If you thought the National Security Agency's collection of Verizon phone-call data was bad, wait until you hear about the seven-year-old, previously undisclosed classified government program that works with nine very major U.S. Internet companies to secretly scrape your online life and has become "the most prolific contributor" to President Obama's daily intelligence report and is "increasingly" important to the NSA. (UPDATE: Other late Thursday reports have named even more companies encompassed in the agency's data collection program. More here) PRISM, as the classified Silicon Valley collective is code-named, collects information such as emails, documents, audio, video, and photographs from Microsoft, Yahoo, Google, Facebook, PalTalk, AOL, Skype, YouTube, and Apple, according to a shocking Washington Post scoop. "From inside a company's data stream the NSA is capable of pulling out anything it likes," write the Post's Barton Gellman and Laura Poitras. You can see a full list of everything that encompasses in slides provided to the Post by what appears to be a single leaker the day after the Guardian's Verizon scoop, but suffice it to say this is a much bigger buffet of privacy invasion than the meta-data of your cellphone calls, which at least doesn't include the content of an innocent American's conversation. But don't worry, the program — approved under the Foreign Intelligence Surveillance Act but centering on American companies and their data — also includes a system, codenamed BLARNEY, that scrapes meta-data, too.
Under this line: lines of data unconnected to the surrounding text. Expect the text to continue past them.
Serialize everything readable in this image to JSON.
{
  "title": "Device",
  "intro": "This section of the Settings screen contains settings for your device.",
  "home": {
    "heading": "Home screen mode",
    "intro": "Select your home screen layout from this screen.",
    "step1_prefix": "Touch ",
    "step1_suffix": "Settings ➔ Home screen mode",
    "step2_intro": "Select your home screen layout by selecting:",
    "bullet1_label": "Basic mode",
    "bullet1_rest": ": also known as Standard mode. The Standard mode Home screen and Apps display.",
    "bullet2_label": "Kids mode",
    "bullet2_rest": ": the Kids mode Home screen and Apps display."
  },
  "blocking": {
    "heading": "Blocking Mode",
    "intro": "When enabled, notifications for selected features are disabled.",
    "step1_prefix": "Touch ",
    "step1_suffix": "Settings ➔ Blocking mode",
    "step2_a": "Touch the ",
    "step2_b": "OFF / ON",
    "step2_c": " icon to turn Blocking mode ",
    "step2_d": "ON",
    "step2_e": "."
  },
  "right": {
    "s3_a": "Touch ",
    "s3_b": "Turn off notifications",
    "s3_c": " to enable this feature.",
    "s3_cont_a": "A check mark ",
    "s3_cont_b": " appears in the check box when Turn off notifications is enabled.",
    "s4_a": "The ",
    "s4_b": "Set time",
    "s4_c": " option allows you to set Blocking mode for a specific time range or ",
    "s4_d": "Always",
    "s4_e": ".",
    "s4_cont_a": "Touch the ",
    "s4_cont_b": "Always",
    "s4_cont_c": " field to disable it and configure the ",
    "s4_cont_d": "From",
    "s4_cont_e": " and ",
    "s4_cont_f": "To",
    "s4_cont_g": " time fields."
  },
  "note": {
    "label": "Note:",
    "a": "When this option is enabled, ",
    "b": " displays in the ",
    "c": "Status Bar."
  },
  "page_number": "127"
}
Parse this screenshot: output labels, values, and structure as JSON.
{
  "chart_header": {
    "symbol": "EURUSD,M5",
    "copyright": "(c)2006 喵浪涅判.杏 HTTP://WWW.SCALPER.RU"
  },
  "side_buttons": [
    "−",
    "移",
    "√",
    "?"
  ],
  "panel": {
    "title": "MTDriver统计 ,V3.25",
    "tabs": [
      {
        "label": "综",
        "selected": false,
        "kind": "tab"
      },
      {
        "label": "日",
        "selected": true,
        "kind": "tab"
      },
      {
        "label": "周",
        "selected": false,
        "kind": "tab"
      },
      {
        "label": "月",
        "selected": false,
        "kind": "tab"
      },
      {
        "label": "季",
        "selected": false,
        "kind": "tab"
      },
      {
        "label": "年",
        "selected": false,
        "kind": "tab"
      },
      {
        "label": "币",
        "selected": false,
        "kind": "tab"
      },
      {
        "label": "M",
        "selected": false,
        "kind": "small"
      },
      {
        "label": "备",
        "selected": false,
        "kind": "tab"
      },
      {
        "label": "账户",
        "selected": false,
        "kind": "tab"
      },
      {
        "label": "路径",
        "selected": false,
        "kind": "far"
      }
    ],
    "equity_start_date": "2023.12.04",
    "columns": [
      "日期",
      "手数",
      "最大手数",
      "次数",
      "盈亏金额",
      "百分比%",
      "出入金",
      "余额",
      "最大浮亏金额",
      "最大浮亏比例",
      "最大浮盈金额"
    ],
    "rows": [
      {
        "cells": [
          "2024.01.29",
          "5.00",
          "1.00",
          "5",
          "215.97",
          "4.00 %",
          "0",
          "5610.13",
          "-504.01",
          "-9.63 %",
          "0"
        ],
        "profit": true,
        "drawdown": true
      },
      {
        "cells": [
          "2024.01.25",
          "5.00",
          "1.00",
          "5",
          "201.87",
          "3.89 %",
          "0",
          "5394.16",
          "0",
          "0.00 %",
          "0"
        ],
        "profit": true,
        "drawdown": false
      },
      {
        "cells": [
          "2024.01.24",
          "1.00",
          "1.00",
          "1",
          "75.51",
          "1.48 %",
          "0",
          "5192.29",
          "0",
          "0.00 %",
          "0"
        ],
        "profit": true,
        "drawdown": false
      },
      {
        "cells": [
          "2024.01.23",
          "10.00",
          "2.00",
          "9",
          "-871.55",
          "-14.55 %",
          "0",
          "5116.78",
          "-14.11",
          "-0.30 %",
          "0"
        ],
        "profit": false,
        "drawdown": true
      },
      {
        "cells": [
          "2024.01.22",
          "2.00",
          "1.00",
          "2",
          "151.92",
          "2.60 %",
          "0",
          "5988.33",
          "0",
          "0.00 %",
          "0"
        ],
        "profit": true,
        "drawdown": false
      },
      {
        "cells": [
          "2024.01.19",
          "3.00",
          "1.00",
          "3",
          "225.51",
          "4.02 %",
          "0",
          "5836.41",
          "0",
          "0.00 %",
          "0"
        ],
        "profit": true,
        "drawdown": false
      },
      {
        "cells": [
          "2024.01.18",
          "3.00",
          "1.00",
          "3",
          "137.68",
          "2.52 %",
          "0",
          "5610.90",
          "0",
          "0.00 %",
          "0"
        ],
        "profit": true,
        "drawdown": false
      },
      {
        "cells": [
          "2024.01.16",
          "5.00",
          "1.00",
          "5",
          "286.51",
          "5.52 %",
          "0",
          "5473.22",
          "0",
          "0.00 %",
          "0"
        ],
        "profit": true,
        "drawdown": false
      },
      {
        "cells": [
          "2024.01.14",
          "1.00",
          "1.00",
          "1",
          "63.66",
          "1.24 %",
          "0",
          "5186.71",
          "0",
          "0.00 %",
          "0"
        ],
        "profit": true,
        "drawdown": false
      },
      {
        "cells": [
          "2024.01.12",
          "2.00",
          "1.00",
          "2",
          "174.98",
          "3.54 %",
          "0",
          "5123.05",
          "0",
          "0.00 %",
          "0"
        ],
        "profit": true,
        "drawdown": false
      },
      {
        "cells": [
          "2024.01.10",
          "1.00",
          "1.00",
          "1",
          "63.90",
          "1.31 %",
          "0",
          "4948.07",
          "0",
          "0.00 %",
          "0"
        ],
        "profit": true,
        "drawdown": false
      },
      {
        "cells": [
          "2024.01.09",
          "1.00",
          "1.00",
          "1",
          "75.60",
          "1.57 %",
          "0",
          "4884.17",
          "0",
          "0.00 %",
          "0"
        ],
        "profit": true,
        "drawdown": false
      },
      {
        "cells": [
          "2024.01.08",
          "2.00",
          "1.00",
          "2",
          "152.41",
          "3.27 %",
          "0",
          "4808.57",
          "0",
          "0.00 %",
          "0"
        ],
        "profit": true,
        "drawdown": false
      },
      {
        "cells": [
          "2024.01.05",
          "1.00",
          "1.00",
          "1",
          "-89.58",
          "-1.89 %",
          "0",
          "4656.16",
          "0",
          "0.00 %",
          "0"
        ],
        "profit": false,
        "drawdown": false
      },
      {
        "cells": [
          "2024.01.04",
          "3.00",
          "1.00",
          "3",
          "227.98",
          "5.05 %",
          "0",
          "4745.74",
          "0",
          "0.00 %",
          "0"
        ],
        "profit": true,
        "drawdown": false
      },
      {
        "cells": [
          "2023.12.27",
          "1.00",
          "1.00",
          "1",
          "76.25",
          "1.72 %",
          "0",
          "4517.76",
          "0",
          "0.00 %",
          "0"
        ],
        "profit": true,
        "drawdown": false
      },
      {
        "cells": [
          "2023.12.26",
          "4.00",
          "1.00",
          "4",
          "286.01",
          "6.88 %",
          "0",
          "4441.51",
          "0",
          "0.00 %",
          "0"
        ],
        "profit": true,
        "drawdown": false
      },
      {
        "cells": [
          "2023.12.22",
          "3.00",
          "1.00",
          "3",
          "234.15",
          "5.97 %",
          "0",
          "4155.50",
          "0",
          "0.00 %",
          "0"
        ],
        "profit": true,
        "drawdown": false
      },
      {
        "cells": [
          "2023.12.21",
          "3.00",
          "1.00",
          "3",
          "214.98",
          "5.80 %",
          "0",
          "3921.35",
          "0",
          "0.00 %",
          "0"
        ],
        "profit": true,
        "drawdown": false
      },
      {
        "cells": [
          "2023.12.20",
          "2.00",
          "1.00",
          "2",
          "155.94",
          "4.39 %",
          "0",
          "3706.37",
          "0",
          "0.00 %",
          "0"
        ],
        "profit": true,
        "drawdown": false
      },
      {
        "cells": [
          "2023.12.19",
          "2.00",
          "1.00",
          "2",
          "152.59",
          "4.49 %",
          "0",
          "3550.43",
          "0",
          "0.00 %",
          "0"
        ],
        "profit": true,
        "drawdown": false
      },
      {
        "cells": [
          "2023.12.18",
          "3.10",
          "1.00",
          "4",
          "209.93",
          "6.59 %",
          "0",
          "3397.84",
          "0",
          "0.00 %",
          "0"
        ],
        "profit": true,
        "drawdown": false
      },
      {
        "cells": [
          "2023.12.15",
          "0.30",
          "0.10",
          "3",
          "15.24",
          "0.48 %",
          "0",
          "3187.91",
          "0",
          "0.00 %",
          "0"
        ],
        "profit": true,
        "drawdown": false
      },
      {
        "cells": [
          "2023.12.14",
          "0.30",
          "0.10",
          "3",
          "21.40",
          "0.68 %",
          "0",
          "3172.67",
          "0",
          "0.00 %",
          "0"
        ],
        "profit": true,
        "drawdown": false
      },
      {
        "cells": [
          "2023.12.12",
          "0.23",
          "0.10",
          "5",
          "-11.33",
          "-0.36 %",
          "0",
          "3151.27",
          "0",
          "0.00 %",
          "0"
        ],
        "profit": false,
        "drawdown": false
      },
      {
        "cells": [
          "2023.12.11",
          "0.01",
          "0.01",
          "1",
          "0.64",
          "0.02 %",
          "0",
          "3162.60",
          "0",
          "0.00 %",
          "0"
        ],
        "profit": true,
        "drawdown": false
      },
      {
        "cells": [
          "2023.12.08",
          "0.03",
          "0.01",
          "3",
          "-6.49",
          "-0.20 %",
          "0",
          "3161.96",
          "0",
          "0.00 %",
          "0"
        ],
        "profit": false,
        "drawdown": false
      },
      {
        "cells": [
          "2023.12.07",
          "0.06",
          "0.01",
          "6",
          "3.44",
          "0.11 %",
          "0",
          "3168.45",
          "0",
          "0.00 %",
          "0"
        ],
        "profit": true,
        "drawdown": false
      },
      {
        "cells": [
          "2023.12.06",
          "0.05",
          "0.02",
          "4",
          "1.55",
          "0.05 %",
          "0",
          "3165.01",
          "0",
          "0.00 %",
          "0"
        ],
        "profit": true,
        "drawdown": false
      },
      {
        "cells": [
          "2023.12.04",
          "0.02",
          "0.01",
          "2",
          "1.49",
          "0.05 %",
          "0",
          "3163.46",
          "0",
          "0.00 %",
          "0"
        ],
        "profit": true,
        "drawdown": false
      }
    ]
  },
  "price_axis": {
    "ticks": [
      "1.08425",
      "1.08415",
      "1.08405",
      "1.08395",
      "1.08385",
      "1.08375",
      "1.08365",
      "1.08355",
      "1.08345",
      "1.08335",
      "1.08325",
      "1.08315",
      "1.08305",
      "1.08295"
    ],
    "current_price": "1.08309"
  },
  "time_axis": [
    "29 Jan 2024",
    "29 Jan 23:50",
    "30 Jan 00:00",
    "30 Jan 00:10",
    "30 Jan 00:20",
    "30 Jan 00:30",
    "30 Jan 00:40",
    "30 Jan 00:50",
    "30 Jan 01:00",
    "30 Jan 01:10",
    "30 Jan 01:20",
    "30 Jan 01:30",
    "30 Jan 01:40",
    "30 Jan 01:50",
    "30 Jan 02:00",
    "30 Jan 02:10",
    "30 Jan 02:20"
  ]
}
So much for Internet companies pushing back against unwarranted government surveillance. Just like the telecoms, in exchange for immunity from lawsuits, these nine Silicon Valley giants (perhaps with more on the way, though Twitter has held out and Apple waited for five years) have to accept a "directive" to open their servers to the FBI's Data Intercept Technology Unit. As this next enlightening slide from the Post shows, it hasn't taken too long for those companies to join the cause.